“We have seen improvements and better consistency in the supply chain through the third quarter this year compared to last year as a whole,” said Sabin D. Blake, director of North American business communications for GM.
That has translated into production and vehicle-delivery improvements and led to third-quarter sales that were higher than in 2021, Blake added. (GM reported selling 555,580 vehicles in the U.S. in the third quarter, up 24% from the same quarter in 2021.)
However, “There is still uncertainty and unpredictability throughout the supply chain for the auto industry and we are actively working with our suppliers to mitigate potential issues,” Blake said.
Communicating with dealers, Blake said, is the key for GM fleet customers who want to plan their next new vehicle purchases.
“We would encourage all customers — retail, commercial, and fleet — to work with their local dealers to understand the outlook for vehicle availability and to place orders to help meet their upcoming vehicle needs,” he said.
Those on the front lines had other “best practices” suggestions for managing a service fleet in the current climate, including:
• Plan ahead — and be prepared to wait as well.
In pre-pandemic times, Marowske said, “You could place an order in, like, the fall and get them in the spring and life would be good.” Now, he added, the wait’s about a year.

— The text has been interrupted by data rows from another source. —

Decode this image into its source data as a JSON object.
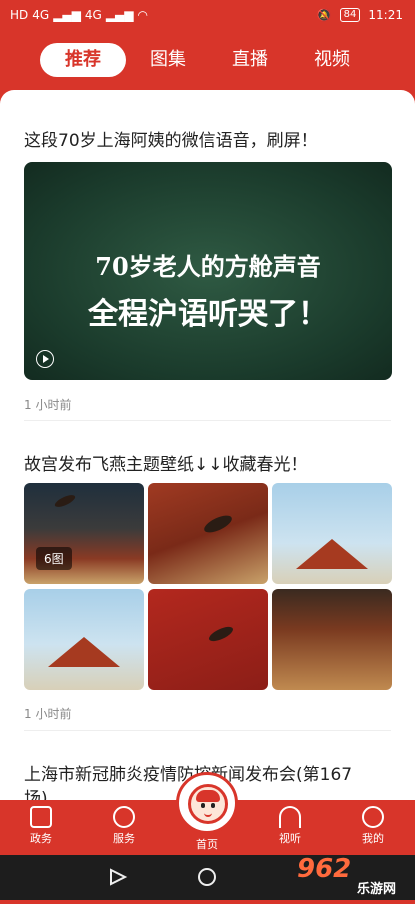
{
  "status_bar": {
    "left_indicators": [
      "HD",
      "4G",
      "4G"
    ],
    "battery": "84",
    "time": "11:21"
  },
  "top_tabs": [
    {
      "label": "推荐",
      "active": true
    },
    {
      "label": "图集",
      "active": false
    },
    {
      "label": "直播",
      "active": false
    },
    {
      "label": "视频",
      "active": false
    }
  ],
  "feed": [
    {
      "title": "这段70岁上海阿姨的微信语音，刷屏！",
      "video_line1": "70岁老人的方舱声音",
      "video_line2": "全程沪语听哭了！",
      "time": "1 小时前"
    },
    {
      "title": "故宫发布飞燕主题壁纸↓↓收藏春光！",
      "image_count": "6图",
      "time": "1 小时前"
    },
    {
      "title": "上海市新冠肺炎疫情防控新闻发布会(第167",
      "title_cont": "场)"
    }
  ],
  "bottom_nav": [
    {
      "label": "政务",
      "icon": "clipboard-icon"
    },
    {
      "label": "服务",
      "icon": "service-icon"
    },
    {
      "label": "首页",
      "icon": "mascot-icon"
    },
    {
      "label": "视听",
      "icon": "sun-broadcast-icon"
    },
    {
      "label": "我的",
      "icon": "user-icon"
    }
  ],
  "watermark": {
    "brand": "962",
    "sub": "乐游网"
  },
  "colors": {
    "brand": "#d8352a",
    "text": "#222222",
    "muted": "#888888"
  }
}
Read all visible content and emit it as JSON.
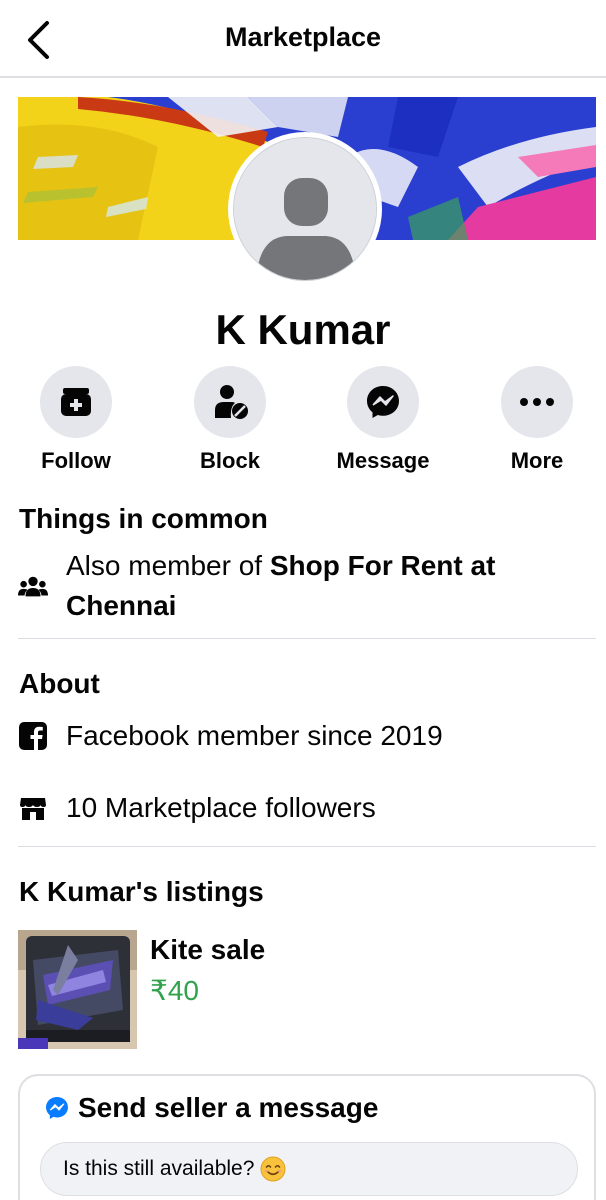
{
  "header": {
    "title": "Marketplace",
    "back_icon": "chevron-left-icon"
  },
  "profile": {
    "name": "K Kumar"
  },
  "actions": [
    {
      "label": "Follow",
      "icon": "follow-store-icon"
    },
    {
      "label": "Block",
      "icon": "block-user-icon"
    },
    {
      "label": "Message",
      "icon": "messenger-icon"
    },
    {
      "label": "More",
      "icon": "more-dots-icon"
    }
  ],
  "common": {
    "title": "Things in common",
    "text_prefix": "Also member of ",
    "group_name": "Shop For Rent at Chennai"
  },
  "about": {
    "title": "About",
    "member_since": "Facebook member since 2019",
    "followers": "10 Marketplace followers"
  },
  "listings": {
    "title": "K Kumar's listings",
    "items": [
      {
        "title": "Kite sale",
        "price": "₹40"
      }
    ]
  },
  "message_box": {
    "title": "Send seller a message",
    "input_value": "Is this still available?",
    "emoji": "smiling-face-icon"
  },
  "colors": {
    "price": "#31a24c",
    "messenger_blue": "#0a7cff",
    "action_bg": "#e4e6eb"
  }
}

“Get out ahead of it. Plan accordingly,” said Leech.
• Don’t forget about vehicle maintenance.
“Times like these, maintenance matters,” said Leech, “so I would not neglect the existing fleet, because of the shortage. Stay ahead of maintaining them.”
“In some cases, it may make financial sense to put additional funding into maintenance than to purchase new vehicles at increased prices with longer wait times,” said Kevin Koester, managing director of the National Truck Equipment Association, better known as NTEA. Calling itself “the association for the work truck industry,” NTEA represents companies that manufacture, sell, and repair commercial trucks and related equipment. Service businesses that use work trucks are also members of NTEA, which provides information and training to help them manage their fleets.
• Allocate vehicles in ways that spread mileage among the entire fleet and increase their lifespan — alternating them, for example, between shorter runs and longer ones.
“Swapping vehicles between high-mileage and low-mileage duty cycles, for example, can help to better distribute wear and tear on chassis, potentially extending the amount of time before a vehicle requires replacement,” said Koester.
• Keep vehicle orders simple — don’t hold out for unneeded options when the goal is to keep getting technicians, tools, and products to and from job sites as efficiently and safely as possible.
“The more specific and restrictive your vehicle purchase is, the greater the probability your vehicle gets delayed in production by component shortages,” said Koester. “Understand what options and features are absolute requirements to get the job done, and what can be amended to meet your basic needs.”
“Does it have a CD player or not? Who cares, really?” said Leech. “We want good equipment that’s going to be safe.”
• Buy pre-owned vehicles if need be. Leech, at Service Legends, has gone that route.
“We had to buy a couple of used vehicles just to get us by,” he said.
• Don’t get talked into paying exorbitant prices for vehicles when there are other options.
“Don’t necessarily let fear of availability allow you to get rolled over from a price standpoint,” said Leech.
Leech, whose first company vehicle 25 years ago was a 14-year-old Chevrolet with a blown engine (he paid a buddy a case of beer to help him put an engine in it) wonders if economic troubles might drastically change the availability picture.
“If the economy slows a little bit, I imagine there’s going to be a flood of vehicles that people won’t need,” he said.